But just what is he “repenting” of? Could it be something as simple as his view of God? He is deeply grieved that he saw his God as so small! To me this is the key. Things dramatically changed for Job when he saw the awesome grandeur of God. He wonders how he could have missed it. If he only would have seen the bigness of God he would never have questioned the goodness of God nor would he have bitterly complained about his circumstances.

Why the “dust and ashes”? It probably alludes to the fact that he was sitting on the city dump ash heap scraping his sores (2:8). Perhaps this is Job’s way of graphically acknowledging that God was completely just and good in assigning him this awful lot in life. “I don’t like the excruciating pain of life in the city dump but it is from the good hand of God.”

But there is another interesting thought. In addition to “repent”, the term also often means “comfort or console”. So, is Job now saying that after his meeting with God he no longer sees him as an unjust bully? He now sees him as the good God who loves him. Thus, he is consoled by this new insight! And, even though he is still suffering, he rejoices in his God!

Whatever the case, never forget this: I can not exit God’s presence the same as when I entered.

Questions for thought:

 How big is your God?  Big enough to bring catastrophic events into your life?

How good is your God? Is He still worthy of your praise and worship?

How big are you? Over what do you have control? I suspect not much except how you respond.

How good are you? By whose standards – God’s or yours? Do you deserve health, life, or wealth?

Job was not the author of Psalm 77, but it sure reads as if he could have penned it.  
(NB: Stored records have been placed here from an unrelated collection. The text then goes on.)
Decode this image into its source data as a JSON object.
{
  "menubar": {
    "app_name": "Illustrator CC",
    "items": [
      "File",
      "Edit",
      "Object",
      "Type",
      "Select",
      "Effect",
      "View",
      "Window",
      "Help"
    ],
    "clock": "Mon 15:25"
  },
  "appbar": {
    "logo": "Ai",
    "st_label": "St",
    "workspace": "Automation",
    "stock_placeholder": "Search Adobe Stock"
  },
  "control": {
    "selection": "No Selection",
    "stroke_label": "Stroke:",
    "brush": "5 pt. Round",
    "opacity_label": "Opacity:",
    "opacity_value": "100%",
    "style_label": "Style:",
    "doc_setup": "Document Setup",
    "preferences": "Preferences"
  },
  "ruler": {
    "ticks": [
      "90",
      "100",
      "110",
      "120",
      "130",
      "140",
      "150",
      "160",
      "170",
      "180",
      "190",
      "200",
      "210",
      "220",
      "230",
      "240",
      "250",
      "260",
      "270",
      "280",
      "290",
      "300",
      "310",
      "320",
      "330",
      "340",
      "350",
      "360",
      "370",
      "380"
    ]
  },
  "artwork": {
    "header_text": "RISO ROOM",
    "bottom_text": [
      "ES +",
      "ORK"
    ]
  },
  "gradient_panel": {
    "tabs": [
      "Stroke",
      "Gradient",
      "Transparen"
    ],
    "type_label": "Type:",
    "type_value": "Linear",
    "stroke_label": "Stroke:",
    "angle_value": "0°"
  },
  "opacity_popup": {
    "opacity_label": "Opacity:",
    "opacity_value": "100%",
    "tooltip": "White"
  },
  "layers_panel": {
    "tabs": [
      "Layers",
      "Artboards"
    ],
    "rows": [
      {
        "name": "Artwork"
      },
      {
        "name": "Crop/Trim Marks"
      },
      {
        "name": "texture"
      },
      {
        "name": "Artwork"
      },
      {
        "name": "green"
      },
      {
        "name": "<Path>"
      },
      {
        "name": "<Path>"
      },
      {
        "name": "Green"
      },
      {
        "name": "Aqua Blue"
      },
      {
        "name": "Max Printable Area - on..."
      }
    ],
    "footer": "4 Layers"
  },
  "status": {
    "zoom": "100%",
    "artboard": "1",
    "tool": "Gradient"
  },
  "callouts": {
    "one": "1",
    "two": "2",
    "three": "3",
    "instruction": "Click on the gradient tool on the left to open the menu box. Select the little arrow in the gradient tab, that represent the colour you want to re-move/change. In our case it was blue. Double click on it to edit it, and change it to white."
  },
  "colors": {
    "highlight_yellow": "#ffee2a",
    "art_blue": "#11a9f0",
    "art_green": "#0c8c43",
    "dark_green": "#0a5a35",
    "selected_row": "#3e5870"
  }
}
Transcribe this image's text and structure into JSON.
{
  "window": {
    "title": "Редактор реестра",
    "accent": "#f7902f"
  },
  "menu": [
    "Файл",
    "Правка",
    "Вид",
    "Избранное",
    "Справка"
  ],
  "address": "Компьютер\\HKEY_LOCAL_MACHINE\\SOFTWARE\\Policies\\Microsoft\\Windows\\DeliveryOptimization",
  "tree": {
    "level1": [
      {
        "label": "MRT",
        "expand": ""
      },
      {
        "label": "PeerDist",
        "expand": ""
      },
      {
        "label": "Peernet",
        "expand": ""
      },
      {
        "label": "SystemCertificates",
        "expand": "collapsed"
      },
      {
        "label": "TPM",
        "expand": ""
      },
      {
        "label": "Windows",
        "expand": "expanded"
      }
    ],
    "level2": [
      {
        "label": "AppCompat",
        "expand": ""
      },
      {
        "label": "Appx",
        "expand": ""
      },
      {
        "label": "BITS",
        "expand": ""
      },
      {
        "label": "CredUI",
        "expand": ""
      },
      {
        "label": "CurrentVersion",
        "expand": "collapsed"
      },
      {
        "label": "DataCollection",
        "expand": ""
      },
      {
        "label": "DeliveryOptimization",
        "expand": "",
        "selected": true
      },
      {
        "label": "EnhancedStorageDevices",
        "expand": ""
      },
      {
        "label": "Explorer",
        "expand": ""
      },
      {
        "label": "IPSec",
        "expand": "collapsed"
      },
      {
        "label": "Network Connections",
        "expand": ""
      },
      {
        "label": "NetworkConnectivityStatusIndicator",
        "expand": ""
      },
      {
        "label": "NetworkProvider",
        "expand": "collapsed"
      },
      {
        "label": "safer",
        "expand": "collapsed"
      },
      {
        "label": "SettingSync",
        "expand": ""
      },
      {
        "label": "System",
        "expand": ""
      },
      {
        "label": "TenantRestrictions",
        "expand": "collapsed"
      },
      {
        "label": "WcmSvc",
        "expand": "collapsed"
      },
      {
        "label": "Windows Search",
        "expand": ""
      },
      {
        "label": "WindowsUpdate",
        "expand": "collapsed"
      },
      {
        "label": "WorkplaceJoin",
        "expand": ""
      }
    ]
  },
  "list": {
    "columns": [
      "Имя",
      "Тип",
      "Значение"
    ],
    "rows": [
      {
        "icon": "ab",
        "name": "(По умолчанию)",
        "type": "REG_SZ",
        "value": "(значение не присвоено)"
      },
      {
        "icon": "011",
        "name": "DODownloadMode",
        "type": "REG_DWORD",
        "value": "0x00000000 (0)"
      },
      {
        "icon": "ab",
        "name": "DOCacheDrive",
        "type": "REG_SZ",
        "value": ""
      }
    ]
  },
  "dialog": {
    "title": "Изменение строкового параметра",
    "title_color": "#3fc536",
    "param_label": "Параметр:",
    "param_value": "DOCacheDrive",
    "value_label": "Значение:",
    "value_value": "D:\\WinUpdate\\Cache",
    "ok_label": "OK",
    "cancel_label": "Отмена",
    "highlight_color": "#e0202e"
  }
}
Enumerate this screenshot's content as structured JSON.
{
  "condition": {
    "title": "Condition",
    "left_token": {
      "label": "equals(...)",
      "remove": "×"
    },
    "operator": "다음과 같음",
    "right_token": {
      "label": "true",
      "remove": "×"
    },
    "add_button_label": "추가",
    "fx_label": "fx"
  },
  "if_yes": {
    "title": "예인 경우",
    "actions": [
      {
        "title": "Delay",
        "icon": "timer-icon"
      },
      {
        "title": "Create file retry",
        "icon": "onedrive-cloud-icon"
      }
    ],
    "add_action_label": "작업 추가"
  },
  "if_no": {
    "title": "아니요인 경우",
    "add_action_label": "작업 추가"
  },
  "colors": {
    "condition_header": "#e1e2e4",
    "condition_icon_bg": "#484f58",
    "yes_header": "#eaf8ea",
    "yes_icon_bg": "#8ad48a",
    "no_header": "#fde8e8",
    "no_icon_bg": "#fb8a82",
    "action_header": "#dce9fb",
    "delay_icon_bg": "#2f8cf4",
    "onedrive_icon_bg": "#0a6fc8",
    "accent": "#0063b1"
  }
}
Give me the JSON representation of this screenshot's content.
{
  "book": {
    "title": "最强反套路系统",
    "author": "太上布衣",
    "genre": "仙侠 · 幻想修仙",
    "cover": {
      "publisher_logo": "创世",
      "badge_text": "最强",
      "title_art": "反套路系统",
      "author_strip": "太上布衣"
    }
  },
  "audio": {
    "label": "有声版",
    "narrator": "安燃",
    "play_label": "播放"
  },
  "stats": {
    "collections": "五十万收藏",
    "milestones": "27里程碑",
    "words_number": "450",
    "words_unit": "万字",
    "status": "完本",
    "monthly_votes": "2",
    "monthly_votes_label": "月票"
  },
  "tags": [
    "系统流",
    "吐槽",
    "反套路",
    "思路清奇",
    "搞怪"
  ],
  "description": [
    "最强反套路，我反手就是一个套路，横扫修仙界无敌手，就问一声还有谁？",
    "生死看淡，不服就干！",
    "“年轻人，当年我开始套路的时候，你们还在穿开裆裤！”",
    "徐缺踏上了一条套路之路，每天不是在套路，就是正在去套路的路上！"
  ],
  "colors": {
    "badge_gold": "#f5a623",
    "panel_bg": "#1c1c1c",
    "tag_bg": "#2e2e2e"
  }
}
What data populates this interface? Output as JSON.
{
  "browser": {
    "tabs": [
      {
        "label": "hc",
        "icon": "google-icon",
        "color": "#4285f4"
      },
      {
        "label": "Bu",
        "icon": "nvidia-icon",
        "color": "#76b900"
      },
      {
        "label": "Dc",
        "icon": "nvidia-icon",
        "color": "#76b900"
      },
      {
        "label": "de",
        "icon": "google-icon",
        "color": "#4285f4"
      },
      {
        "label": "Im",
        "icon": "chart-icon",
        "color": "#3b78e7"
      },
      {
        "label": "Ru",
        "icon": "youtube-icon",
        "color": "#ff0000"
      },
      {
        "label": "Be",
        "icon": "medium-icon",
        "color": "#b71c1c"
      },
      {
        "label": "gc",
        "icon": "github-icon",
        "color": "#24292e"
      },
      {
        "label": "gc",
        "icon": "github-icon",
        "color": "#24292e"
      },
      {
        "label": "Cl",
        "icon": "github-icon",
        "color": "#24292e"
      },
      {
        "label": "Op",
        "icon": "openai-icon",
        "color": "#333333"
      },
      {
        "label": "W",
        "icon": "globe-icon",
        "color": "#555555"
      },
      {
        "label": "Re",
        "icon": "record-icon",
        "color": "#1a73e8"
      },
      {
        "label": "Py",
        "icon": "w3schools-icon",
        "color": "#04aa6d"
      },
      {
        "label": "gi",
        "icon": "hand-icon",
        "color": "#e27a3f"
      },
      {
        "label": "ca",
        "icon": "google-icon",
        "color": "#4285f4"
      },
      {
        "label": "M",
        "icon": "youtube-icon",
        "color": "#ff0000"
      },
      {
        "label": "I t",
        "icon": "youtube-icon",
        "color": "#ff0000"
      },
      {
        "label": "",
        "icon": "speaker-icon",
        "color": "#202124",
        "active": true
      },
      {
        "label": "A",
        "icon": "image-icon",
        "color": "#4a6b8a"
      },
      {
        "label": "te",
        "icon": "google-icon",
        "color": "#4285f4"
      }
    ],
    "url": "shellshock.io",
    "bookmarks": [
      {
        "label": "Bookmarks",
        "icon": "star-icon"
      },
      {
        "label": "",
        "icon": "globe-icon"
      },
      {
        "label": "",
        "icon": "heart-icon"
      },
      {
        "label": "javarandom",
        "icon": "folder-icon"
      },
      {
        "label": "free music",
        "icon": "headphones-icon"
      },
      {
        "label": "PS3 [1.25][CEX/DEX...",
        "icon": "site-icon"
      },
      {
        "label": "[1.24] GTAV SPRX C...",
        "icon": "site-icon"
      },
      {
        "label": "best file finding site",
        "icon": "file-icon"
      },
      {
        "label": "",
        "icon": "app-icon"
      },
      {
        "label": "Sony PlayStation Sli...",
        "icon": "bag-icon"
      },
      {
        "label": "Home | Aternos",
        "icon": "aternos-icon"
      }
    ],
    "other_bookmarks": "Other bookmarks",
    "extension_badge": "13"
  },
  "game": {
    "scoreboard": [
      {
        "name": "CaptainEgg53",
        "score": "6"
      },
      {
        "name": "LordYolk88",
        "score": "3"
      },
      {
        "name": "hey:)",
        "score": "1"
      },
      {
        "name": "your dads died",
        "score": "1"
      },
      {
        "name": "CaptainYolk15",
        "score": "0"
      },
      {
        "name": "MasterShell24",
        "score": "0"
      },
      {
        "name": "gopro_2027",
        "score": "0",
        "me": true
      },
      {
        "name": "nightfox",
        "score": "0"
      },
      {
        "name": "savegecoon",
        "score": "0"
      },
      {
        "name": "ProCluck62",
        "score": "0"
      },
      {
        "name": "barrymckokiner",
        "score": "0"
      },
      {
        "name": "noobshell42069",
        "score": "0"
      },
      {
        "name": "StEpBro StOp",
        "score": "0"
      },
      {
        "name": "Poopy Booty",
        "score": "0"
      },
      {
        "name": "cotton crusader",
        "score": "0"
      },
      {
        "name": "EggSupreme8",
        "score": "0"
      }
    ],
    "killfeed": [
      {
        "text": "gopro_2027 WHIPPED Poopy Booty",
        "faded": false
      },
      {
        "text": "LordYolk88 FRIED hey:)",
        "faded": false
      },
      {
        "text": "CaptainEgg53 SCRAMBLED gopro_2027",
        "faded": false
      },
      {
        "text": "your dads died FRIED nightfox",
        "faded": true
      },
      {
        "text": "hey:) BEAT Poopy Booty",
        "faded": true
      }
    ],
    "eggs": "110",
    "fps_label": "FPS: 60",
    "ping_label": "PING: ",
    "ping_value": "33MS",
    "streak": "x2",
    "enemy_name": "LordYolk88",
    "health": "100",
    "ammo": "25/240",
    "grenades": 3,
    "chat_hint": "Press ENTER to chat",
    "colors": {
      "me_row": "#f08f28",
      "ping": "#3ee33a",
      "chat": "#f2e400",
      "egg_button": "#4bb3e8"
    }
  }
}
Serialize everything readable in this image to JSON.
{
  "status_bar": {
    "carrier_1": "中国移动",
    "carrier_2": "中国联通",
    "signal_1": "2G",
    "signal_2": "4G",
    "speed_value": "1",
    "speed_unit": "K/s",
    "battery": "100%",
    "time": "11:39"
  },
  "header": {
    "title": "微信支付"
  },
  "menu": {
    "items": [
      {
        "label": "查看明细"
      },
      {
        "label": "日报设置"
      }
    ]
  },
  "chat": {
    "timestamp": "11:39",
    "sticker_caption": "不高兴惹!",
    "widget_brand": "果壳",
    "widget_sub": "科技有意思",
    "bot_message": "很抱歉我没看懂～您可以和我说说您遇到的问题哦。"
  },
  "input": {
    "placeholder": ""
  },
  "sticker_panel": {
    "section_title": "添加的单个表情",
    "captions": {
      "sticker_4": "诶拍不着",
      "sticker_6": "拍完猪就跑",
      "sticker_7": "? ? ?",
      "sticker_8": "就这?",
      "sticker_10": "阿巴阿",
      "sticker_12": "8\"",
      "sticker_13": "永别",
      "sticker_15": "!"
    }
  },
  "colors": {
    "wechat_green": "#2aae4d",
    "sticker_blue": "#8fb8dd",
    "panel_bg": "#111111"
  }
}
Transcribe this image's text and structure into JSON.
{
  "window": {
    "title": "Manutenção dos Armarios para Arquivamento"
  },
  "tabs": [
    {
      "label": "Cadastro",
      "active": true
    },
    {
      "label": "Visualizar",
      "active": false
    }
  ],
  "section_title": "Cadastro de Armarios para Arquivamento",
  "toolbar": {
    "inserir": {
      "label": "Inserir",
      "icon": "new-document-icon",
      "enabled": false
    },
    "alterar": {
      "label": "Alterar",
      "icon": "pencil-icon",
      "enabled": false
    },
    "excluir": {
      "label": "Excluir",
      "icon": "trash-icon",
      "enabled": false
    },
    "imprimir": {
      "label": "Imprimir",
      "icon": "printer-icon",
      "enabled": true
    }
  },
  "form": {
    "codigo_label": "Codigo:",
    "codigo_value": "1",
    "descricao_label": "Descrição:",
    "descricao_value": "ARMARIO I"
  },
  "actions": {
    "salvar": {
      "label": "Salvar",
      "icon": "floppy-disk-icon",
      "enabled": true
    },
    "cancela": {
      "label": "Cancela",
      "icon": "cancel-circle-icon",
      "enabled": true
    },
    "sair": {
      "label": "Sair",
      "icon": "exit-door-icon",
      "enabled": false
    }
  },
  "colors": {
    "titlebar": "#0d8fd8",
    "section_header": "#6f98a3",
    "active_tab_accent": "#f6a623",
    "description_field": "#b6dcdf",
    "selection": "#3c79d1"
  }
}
ESV Psalm 77:7 "Will the Lord spurn forever, and never again be favorable? 8 Has his steadfast love forever ceased? Are his promises at an end for all time? 9 Has God forgotten to be gracious? Has he in anger shut up his compassion?" Selah 10 Then I said, "I will appeal to this, to the years of the right hand of the Most High." 11 I will remember the deeds of the LORD; yes, I will remember your wonders of old. 12 I will ponder all your work, and meditate on your mighty deeds. 13 Your way, O God, is holy. What god is great like our God? 14 You are the God who works wonders; you have made known your might among the peoples. 15 You with your arm redeemed your people, the children of Jacob and Joseph. Selah